DATA SUPPLIED:
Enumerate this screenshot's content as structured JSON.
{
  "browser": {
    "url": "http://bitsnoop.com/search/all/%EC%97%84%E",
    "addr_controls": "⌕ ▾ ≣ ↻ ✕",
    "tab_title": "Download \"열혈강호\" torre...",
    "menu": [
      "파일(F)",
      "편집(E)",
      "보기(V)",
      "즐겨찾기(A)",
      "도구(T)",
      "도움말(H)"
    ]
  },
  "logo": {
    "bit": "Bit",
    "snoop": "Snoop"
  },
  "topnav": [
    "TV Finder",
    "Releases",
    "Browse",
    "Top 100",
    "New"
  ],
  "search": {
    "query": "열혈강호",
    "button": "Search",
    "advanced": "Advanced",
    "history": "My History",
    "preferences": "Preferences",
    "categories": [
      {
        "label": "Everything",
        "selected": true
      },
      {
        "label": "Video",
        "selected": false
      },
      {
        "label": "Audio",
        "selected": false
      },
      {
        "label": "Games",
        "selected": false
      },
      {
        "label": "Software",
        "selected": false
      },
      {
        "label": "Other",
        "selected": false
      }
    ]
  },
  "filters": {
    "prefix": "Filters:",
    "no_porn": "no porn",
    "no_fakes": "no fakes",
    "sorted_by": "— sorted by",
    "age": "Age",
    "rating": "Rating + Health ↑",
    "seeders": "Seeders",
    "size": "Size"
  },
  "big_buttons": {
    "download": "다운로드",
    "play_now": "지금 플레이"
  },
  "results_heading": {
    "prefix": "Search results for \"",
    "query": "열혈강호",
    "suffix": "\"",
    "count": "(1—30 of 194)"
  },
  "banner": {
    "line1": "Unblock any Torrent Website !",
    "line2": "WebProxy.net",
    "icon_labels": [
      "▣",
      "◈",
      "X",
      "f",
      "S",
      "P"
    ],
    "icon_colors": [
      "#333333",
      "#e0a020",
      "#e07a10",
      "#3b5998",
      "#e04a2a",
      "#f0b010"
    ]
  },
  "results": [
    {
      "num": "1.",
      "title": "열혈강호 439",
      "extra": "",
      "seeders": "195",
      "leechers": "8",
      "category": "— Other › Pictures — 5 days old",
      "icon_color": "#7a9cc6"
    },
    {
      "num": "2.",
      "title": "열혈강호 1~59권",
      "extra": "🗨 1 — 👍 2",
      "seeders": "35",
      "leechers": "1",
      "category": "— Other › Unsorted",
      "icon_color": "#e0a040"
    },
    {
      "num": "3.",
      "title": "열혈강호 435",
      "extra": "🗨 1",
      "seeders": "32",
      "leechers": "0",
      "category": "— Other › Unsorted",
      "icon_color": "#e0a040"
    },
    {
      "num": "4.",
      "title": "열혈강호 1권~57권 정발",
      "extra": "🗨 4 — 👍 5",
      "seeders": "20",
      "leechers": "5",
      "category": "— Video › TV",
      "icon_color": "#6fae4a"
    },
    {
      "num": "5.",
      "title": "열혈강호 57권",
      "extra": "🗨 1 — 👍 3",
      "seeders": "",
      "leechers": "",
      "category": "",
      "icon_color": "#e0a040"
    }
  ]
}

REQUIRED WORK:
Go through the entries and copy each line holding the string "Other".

TASK ANSWER:
        "label": "Other",
      "category": "— Other › Pictures — 5 days old",
      "category": "— Other › Unsorted",
      "category": "— Other › Unsorted",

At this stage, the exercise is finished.